One paper says that it has dispelled an urban myth which implied that internet users are normal people.
Among the findings:
Although the Internet potentially displaces time spent on traditional sources of information and entertainment, Internet users were avid consumers of other media.
In fact, heavy Internet users spent essentially the same time watching television as non-users and both heavy and moderate use of the Internet were associated with increased time spent reading books.
Heavy Internet users spent substantially less time in social contact with others.
Internet users expressed slightly greater enjoyment for attending social events and participating in clubs or social organizations than non-users.
Not only did Internet users spend less time in face-to- face contact with others, but their lifestyles were also very different.
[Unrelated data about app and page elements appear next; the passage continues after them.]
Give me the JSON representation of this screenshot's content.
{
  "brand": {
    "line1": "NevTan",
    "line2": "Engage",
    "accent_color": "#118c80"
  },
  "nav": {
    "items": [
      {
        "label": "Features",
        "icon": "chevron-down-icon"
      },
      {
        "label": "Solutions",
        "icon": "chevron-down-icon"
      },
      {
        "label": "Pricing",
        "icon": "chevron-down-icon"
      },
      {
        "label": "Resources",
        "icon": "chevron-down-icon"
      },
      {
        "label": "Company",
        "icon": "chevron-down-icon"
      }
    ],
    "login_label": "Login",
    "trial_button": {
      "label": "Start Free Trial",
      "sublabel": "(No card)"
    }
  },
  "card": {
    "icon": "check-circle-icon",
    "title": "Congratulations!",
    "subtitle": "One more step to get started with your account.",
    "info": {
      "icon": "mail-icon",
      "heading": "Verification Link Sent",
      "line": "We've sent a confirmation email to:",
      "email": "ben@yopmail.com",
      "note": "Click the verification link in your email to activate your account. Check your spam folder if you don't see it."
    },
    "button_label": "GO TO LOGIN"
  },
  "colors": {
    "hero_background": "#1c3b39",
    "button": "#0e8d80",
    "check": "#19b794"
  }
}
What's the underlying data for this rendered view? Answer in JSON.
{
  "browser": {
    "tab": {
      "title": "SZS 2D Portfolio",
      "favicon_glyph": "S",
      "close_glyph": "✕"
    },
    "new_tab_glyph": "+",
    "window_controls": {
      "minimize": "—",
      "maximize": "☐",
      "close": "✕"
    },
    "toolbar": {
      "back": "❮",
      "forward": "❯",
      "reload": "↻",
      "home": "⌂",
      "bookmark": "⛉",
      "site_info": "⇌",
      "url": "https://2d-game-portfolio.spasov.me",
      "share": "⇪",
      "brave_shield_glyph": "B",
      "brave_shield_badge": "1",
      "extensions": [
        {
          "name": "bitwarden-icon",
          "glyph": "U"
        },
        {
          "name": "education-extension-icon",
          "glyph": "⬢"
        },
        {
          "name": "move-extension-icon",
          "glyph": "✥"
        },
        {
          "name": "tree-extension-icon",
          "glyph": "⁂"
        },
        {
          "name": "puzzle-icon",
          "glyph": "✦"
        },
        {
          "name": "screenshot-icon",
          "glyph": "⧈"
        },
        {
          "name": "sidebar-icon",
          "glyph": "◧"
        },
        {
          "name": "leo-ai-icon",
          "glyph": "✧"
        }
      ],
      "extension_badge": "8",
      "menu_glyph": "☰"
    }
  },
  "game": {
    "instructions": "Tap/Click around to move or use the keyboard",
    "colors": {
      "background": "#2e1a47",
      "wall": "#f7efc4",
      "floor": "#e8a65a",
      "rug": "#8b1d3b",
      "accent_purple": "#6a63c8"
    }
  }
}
Internet users spent considerably less time on paid work and domestic activities, and also expressed a lower level of enjoyment for domestic work.
Internet users devoted less time to sleeping, relaxing, resting and thinking compared with nonusers.
A greater proportion of heavy Internet users indicated that they were willing to cut back on sleep when they felt they needed more time, but by and large, it was the moderate users and non-users who in fact tended to have less free time at their disposal.
Heavy users were also more likely than non-users to want to spend more time on their studies, but this was linked with the fact that a greater proportion of these users were students.
Although Internet users spent substantial time alone, particularly the heavy users, they did not differ significantly from non-users in their desire to spend more time with family and friends.
In fact, this was the most popular choice for all three groups. More than one-quarter of individuals in each group singled out time with family and friends as their number one priority for spending additional time.
Similarly, even though heavy users spent less time participating in sports, they were no more likely to want to spend more time on sports than were non-users, given the choice.